### What the exercise asks
In the records below, find each line that holds "label" and return it.

### Data to examine
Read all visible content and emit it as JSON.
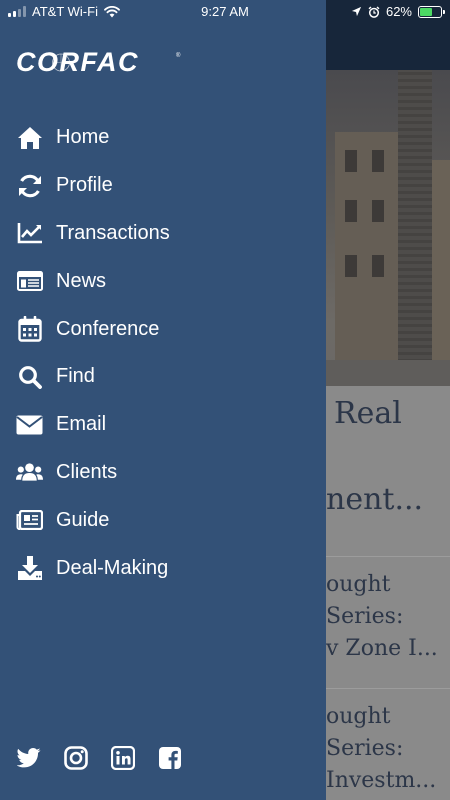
{
  "status_bar": {
    "carrier": "AT&T Wi-Fi",
    "time": "9:27 AM",
    "battery_percent": "62%",
    "battery_level": 0.62
  },
  "brand": {
    "logo_text": "CORFAC",
    "drawer_color": "#335177"
  },
  "menu": {
    "items": [
      {
        "label": "Home",
        "icon": "home-icon"
      },
      {
        "label": "Profile",
        "icon": "refresh-icon"
      },
      {
        "label": "Transactions",
        "icon": "chart-line-icon"
      },
      {
        "label": "News",
        "icon": "newspaper-icon"
      },
      {
        "label": "Conference",
        "icon": "calendar-icon"
      },
      {
        "label": "Find",
        "icon": "search-icon"
      },
      {
        "label": "Email",
        "icon": "envelope-icon"
      },
      {
        "label": "Clients",
        "icon": "users-icon"
      },
      {
        "label": "Guide",
        "icon": "guide-icon"
      },
      {
        "label": "Deal-Making",
        "icon": "download-icon"
      }
    ]
  },
  "social": [
    "twitter-icon",
    "instagram-icon",
    "linkedin-icon",
    "facebook-icon"
  ],
  "background": {
    "lines": [
      "Real",
      "nent...",
      "ought",
      "Series:",
      "v Zone I...",
      "ought",
      "Series:",
      "Investm..."
    ]
  }
}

### Result of this exercise
        "label": "Home",
        "label": "Profile",
        "label": "Transactions",
        "label": "News",
        "label": "Conference",
        "label": "Find",
        "label": "Email",
        "label": "Clients",
        "label": "Guide",
        "label": "Deal-Making",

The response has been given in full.